During a visit to a hemp growing site in Blair County today, Beth Futrick, Operator of Cherry Hill Farm, talks to Governor Tom Wolf about the different types of hemp plants they're growing. August 9, 2019.

For the first time, Gov. Tom Wolf is throwing his full support behind legalizing recreational marijuana in Pennsylvania.

However, he appears to be at odds with the Republicans who control the state House and Senate.

Wolf’s change of heart comes after Lt. Gov. John Fetterman spent four months traveling to every county, and getting feedback on legalization.
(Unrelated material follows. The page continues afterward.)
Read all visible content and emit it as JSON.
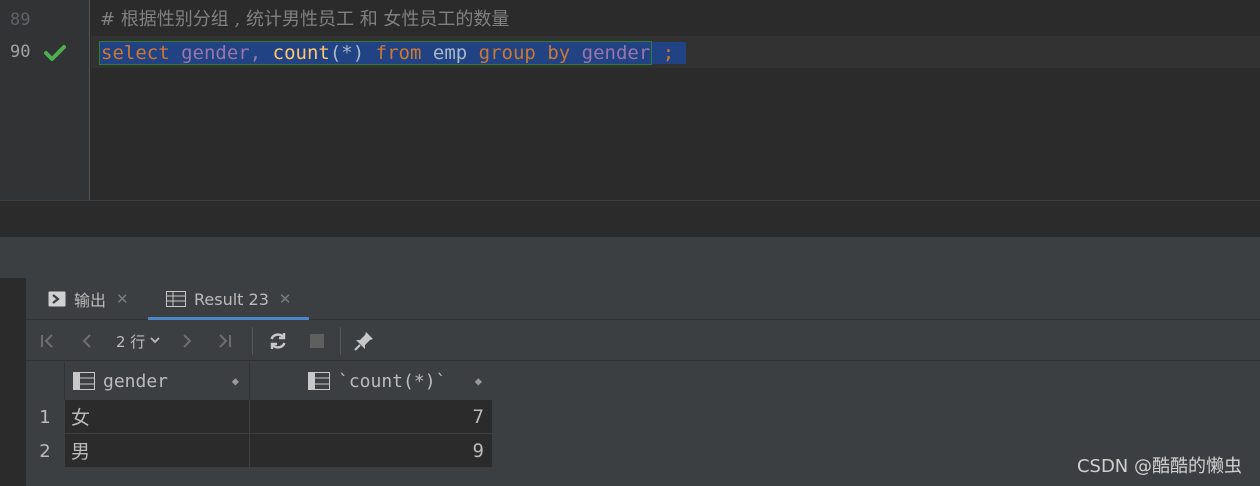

In a report the lieutenant governor’s office compiled on the tour, they said 65 to 70 percent of the people who provided feedback supported full legalization.

The two acknowledge, their survey isn’t a scientific one. But Fetterman said the results were still clear.

“If you are opposed to recreational adult use of cannabis, that is a minority view now in Pennsylvania,” he said.

Pennsylvanians, Wolf added, “are ready for this.”

Along with full legalization, Wolf is advocating lawmakers pass bills decriminalizing possession of small amounts of marijuana and expunging existing charges for those crimes.

“As part of a bipartisan interest in criminal justice reform, I think this would be something we could do fairly quickly,” he said.

House and Senate Republicans, who hold majorities in both chambers, were quick to put a damper on the Democratic governor’s announcement.

House GOP leaders said in a statement, they have “no plans or interest in legalizing recreational marijuana.”

Legalizing a new drug, they wrote, isn’t helpful in a state already struggling to contain opioid abuse.

They added, they are “disappointed the listening tour did not give more attention to the voices of police, emergency medical service providers and other first responders who have extensive experience in dealing with the impact of illegal drugs on communities and on our roadways.”

A spokeswoman for Senate Republicans said her caucus wants to focus on the still-new medical marijuana program.